**Data**:
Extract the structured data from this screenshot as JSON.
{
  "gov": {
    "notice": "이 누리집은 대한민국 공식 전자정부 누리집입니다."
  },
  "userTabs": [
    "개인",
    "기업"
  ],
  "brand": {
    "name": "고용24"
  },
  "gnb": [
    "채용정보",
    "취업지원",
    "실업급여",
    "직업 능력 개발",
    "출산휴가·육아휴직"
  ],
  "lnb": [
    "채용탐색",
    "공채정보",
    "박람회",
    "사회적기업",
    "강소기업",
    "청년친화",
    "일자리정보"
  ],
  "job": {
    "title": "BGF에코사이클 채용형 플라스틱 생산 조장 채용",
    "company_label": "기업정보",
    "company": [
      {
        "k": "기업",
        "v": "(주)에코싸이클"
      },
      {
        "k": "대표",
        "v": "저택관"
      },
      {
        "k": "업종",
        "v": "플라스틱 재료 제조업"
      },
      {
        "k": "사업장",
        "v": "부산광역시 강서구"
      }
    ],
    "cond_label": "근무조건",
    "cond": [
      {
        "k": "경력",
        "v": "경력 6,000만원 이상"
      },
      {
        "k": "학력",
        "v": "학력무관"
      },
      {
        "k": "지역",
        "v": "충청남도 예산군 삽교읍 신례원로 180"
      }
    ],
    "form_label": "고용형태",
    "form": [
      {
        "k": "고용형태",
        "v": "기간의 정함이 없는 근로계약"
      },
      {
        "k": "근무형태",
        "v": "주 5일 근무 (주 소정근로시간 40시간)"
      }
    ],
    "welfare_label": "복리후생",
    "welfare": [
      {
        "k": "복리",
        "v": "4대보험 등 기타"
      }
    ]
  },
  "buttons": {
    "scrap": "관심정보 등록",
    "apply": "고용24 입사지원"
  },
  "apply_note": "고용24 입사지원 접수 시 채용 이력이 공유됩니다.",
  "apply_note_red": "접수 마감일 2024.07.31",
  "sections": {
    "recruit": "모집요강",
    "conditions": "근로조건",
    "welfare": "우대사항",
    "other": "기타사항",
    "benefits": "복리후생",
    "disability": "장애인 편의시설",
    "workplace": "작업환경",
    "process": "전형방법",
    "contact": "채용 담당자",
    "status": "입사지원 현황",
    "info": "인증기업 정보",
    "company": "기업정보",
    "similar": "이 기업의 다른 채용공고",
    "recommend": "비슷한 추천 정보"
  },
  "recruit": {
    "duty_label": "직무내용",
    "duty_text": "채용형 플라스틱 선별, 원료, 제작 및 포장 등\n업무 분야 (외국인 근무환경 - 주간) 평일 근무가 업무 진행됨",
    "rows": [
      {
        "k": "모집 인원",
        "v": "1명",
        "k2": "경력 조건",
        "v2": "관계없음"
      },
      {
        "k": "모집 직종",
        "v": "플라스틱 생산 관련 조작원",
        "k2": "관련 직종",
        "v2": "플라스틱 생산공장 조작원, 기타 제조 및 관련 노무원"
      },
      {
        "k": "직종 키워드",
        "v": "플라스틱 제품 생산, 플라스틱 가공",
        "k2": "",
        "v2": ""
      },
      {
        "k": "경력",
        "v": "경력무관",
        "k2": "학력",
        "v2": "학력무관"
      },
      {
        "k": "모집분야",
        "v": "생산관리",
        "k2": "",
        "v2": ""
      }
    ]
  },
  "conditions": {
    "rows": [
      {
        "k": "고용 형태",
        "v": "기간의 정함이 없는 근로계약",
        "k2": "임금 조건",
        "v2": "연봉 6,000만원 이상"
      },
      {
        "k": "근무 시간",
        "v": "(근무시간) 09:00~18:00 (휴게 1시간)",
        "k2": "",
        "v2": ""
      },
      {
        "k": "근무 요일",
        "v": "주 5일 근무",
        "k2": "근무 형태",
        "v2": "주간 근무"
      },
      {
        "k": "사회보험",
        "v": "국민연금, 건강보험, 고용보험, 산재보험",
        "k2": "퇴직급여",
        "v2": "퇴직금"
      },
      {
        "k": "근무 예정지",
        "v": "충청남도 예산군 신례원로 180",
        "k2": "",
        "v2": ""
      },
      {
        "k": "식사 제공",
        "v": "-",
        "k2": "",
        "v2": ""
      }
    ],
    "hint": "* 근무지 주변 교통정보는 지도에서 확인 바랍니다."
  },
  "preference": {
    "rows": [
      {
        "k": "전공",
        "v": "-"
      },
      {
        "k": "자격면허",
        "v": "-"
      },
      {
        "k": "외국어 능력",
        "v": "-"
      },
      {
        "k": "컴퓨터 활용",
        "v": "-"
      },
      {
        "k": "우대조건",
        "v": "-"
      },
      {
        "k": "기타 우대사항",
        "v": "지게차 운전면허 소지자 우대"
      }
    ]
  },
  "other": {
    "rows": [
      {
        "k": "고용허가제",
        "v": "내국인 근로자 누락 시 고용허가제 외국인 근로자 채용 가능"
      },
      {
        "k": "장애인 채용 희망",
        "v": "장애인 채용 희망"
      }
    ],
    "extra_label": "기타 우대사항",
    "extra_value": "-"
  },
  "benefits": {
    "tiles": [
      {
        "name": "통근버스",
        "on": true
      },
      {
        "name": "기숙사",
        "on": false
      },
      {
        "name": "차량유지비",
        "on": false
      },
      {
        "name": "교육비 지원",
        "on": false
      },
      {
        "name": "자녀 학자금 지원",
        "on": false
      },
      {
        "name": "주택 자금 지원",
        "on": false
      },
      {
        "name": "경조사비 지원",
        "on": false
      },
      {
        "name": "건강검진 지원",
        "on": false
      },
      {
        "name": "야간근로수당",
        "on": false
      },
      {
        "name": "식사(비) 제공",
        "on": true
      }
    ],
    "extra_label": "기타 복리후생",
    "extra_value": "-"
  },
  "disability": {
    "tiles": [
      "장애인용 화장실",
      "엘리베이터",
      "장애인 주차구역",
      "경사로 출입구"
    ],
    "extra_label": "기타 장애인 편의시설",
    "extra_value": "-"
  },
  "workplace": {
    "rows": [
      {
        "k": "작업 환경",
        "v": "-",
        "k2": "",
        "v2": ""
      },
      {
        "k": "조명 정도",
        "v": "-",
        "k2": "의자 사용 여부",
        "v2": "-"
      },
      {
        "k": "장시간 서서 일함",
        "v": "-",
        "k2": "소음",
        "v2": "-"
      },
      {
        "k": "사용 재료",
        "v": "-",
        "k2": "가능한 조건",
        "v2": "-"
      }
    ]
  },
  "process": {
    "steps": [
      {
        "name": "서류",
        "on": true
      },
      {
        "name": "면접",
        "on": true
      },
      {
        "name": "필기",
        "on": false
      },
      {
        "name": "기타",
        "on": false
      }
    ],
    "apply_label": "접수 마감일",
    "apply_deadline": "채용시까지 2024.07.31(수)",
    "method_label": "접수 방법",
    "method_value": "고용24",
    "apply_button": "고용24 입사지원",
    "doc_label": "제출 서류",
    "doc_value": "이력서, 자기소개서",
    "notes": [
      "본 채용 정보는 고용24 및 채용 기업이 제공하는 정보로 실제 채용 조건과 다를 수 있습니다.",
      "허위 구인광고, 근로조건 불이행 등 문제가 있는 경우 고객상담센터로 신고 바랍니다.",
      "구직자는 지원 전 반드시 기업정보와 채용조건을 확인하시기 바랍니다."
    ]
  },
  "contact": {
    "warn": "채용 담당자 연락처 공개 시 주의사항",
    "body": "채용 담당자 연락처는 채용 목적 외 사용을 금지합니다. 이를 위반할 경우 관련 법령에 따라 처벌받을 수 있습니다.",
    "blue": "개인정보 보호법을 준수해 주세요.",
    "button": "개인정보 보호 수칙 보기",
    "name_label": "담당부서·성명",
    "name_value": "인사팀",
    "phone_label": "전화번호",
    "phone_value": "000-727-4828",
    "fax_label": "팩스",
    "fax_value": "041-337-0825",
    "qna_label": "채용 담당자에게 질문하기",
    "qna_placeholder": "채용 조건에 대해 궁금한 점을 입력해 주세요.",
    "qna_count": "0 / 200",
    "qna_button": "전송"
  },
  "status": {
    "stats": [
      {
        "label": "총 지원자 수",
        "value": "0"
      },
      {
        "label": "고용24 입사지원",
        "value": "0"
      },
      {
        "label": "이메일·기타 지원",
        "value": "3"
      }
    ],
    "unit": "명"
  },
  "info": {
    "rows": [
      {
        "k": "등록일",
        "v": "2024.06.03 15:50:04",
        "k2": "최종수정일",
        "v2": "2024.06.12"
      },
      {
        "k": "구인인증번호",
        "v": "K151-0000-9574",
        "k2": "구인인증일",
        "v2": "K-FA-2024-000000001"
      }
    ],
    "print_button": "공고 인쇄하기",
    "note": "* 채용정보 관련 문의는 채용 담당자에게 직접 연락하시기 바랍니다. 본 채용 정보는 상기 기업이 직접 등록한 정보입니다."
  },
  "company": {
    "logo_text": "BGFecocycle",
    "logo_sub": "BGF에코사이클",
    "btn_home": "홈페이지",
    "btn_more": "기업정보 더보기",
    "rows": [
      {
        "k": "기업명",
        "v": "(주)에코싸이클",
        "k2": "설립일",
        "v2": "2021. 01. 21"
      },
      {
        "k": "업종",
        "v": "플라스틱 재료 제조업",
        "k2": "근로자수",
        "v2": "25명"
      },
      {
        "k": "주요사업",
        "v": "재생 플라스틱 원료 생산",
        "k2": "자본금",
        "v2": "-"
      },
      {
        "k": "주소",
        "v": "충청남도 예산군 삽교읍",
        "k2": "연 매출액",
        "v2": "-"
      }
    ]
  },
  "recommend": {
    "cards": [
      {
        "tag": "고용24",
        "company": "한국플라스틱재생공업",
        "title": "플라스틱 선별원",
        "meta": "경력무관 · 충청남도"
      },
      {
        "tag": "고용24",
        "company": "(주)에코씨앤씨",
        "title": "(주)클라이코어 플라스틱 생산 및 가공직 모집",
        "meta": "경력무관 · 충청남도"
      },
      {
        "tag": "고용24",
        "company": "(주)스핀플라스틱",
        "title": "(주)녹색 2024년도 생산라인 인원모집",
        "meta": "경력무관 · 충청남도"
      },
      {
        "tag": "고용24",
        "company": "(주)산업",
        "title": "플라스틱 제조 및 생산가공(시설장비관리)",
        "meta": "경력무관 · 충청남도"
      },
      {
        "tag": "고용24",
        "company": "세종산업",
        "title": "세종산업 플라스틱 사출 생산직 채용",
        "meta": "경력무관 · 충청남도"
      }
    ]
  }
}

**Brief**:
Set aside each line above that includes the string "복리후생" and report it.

**Answer for this exercise**:
    "welfare_label": "복리후생",
    "benefits": "복리후생",
    "extra_label": "기타 복리후생",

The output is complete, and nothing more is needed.